Automakers are also facing new cybersecurity concerns, but the standards that are becoming widely accepted in the EV industry, for example, are not yet well understood or regulated for other autonomous and connected machinery, David Chaddock, director of cybersecurity at consulting firm West Monroe told us.


“When you talk about all the equipment, it’s almost on a spectrum of more toward the Wild, Wild West,” he said. “Autonomous vehicles, which may or may not be electric—that kind of stuff, there right now is no real federal regulation of ‘you must.’”


The industry also faces a potential challenge of hiring software developers or cybersecurity experts into legacy companies that may  not be perceived as high-tech, Chaddock said.


“Right now, across the board, you’ve got a talent shortage. When it comes to cybersecurity, that’s even more amplified,” Chaddock told us.


Hartmann told us in an emailed statement that the company has opened two “tech hubs” in Austin, TX, and Chicago, as well as working with “several universities” to help attract new tech talent.


Zoom out


Beyond security concerns, Deere’s digitization has put a new strain on a pre-existing issue: longstanding frustration that the company has limited the ability for farmers to fix their own equipment.


Hartmann said via email that in May the company made its diagnostic service tool available to customers and independent repair shops, and that in 2023 it plans to introduce an "enhanced customer solution that includes a mobile device interface and the ability to download secure software updates directly to embedded controllers on select John Deere equipment with 4G connections."


The diagnostic software starts at $1,200 and is a limited version of what Deere technicians themselves have.


“John Deere has diagnostic software on laptops that their technicians have that they will not provide to the farmers,” Wiens said. “So the computer in the tractor will see, ‘Hey, this sensor reading is out of calibration.’ And the tractor just won’t start up.”


Wiens compared the tractor to an iPhone before the App Store, because John Deere allows only its own software to run on its machines.


“If you could, imagine you could make your own version of that diagnostic software tool, run it on the tractor, and you’d be good to go. But the tractor’s locked down. So being able to install and run Doom—it’s a silly example, but it shows that we can run arbitrary code on this thing,” he said.

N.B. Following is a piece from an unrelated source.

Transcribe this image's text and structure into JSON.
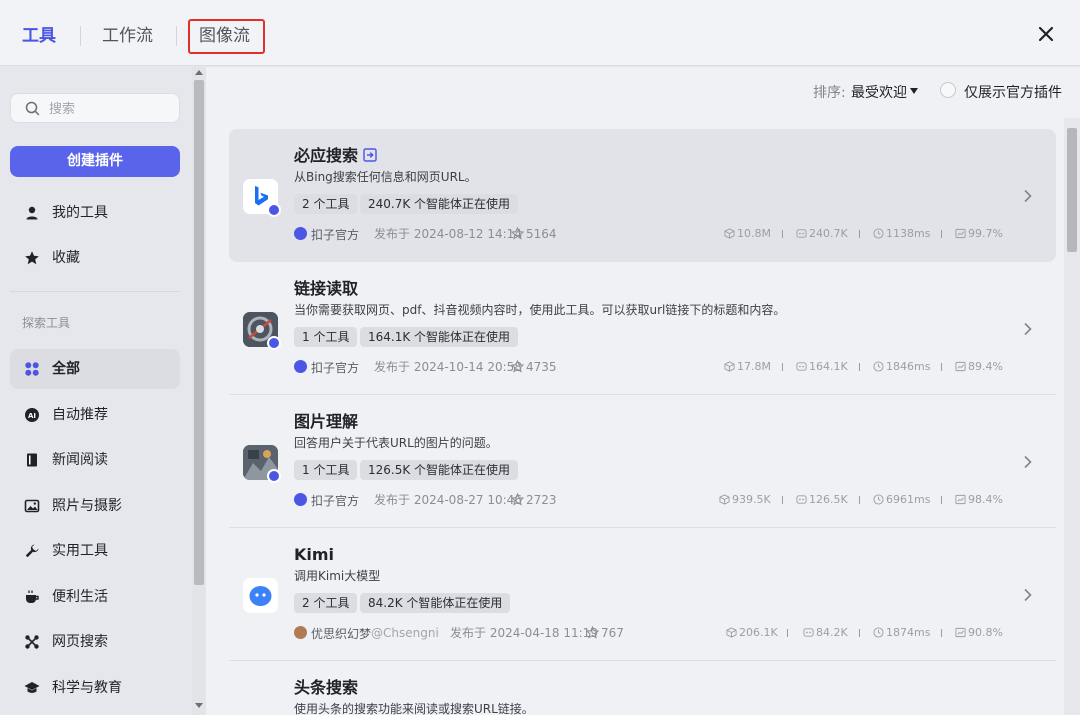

... GO TO As John Deere digitizes TO READ MORE

Google Email Twitter Linkedin Facebook

Spacer
The FocusOn Group

FocusOn Landscapers
FocusOn Equipment Rentals & Retailers
FocusOn Mining, Aggregates & Construction
FocusOn Land Improvement Contractors
About

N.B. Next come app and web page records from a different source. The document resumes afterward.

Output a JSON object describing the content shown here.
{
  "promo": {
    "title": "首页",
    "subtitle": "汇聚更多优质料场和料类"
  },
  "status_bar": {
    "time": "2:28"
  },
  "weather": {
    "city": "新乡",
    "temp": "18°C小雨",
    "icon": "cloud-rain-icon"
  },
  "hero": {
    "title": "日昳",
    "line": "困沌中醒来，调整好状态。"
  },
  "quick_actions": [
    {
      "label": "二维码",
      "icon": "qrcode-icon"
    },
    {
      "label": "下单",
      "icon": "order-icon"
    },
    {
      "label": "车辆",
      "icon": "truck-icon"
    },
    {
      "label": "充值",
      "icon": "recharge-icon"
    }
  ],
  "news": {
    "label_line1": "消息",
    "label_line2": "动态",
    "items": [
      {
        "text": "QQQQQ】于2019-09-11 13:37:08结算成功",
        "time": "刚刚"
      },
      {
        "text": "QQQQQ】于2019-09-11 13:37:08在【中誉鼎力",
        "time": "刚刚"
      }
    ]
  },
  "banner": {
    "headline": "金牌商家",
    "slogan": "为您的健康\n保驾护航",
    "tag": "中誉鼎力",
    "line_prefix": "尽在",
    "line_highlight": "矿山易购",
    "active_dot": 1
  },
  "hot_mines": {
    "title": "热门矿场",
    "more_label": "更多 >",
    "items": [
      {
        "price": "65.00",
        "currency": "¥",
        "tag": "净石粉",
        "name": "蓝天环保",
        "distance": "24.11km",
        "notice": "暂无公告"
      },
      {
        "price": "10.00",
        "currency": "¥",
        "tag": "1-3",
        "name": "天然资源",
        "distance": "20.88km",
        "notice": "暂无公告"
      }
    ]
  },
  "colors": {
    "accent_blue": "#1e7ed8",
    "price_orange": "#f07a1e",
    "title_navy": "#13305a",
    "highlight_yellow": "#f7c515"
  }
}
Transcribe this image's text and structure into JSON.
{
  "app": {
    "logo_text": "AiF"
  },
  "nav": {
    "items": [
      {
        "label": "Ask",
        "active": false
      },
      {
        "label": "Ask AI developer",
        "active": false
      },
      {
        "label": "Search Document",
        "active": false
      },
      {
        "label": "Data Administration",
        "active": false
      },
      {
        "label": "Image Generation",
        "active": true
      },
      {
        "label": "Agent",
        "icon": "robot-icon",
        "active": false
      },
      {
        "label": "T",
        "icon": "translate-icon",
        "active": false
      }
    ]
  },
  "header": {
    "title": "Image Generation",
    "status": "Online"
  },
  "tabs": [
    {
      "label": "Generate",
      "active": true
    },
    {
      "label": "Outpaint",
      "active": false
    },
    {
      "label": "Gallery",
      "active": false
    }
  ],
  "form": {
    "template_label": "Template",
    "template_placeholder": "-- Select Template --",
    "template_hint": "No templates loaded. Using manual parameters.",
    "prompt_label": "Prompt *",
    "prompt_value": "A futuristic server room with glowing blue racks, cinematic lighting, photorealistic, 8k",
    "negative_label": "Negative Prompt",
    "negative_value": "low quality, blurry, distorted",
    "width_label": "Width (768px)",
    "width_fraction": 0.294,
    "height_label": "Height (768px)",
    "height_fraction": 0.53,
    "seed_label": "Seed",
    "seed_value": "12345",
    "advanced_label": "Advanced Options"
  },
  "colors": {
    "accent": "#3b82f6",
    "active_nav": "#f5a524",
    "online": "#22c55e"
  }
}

The FocusOn Industry Insider, bringing you breaking news and information relevant to your industry.
Contact

We hope you enjoy this no charge service for FocusOn subscribers. Suggestions for making the Insider better? editor@thefocusongroup.com.

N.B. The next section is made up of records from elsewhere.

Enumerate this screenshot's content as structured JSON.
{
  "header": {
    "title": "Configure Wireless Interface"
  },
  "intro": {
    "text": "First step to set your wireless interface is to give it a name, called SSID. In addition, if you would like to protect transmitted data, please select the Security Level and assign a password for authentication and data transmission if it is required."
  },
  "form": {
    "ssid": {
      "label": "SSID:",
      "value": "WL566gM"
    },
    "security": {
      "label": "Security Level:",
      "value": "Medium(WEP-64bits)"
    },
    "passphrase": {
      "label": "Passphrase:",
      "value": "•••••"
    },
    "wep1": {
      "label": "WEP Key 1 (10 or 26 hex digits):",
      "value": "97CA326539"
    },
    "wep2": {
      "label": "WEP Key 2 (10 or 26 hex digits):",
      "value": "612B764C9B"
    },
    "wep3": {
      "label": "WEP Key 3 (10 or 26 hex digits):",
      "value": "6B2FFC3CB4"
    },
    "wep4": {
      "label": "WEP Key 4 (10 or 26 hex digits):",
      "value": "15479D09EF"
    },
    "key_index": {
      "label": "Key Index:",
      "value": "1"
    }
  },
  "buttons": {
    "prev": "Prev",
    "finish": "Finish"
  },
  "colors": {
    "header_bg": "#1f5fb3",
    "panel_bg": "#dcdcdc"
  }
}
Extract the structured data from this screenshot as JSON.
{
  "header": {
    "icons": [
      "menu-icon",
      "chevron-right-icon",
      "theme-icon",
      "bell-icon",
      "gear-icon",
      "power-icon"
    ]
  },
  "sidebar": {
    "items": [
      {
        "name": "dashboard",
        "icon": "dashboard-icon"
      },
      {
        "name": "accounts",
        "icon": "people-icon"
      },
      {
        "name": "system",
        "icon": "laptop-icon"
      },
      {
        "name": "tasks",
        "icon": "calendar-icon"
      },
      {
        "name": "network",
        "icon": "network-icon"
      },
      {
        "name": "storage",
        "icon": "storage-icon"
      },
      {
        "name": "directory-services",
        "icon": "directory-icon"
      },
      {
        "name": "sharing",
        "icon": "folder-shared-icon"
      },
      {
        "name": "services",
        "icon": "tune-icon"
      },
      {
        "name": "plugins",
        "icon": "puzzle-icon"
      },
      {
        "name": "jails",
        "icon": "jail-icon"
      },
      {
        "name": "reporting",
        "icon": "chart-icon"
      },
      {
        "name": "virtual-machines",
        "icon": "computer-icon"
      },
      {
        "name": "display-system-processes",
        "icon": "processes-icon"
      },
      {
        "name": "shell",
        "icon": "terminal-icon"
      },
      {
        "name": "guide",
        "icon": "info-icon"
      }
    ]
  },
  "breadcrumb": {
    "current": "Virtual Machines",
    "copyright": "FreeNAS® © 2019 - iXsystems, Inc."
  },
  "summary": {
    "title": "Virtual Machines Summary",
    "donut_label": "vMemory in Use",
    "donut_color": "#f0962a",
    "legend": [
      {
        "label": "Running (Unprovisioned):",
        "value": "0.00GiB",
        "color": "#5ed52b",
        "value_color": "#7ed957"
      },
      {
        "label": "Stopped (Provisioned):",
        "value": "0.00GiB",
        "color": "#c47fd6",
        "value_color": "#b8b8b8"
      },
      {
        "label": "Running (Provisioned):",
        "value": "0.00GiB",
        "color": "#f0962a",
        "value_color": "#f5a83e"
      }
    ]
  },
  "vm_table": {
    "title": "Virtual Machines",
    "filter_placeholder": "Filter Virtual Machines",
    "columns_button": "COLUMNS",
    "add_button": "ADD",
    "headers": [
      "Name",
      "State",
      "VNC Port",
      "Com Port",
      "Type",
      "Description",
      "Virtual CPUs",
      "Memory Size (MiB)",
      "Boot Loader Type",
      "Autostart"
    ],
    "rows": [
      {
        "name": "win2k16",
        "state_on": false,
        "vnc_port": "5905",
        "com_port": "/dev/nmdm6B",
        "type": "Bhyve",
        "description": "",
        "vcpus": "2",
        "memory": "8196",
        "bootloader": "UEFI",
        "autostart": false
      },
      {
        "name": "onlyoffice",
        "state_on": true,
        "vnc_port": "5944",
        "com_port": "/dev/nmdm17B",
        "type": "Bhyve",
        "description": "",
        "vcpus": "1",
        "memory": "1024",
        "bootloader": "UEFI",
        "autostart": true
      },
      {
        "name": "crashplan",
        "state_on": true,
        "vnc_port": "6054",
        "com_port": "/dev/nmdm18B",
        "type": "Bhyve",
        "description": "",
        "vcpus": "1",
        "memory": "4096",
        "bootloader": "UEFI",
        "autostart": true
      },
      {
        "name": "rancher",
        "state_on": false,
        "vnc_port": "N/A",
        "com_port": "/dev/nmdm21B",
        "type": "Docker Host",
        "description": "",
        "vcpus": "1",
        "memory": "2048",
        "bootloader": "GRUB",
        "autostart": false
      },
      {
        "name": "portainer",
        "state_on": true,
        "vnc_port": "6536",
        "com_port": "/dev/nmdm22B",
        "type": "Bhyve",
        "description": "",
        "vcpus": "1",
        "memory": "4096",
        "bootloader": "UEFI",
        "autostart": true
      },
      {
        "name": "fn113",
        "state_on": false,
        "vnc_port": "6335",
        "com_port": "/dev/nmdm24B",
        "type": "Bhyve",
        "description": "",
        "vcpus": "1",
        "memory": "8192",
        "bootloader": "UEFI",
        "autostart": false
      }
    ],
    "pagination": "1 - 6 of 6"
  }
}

Would you like to advertise with us?
Advertising Inquiry
Email to a friend Subscribe Advertise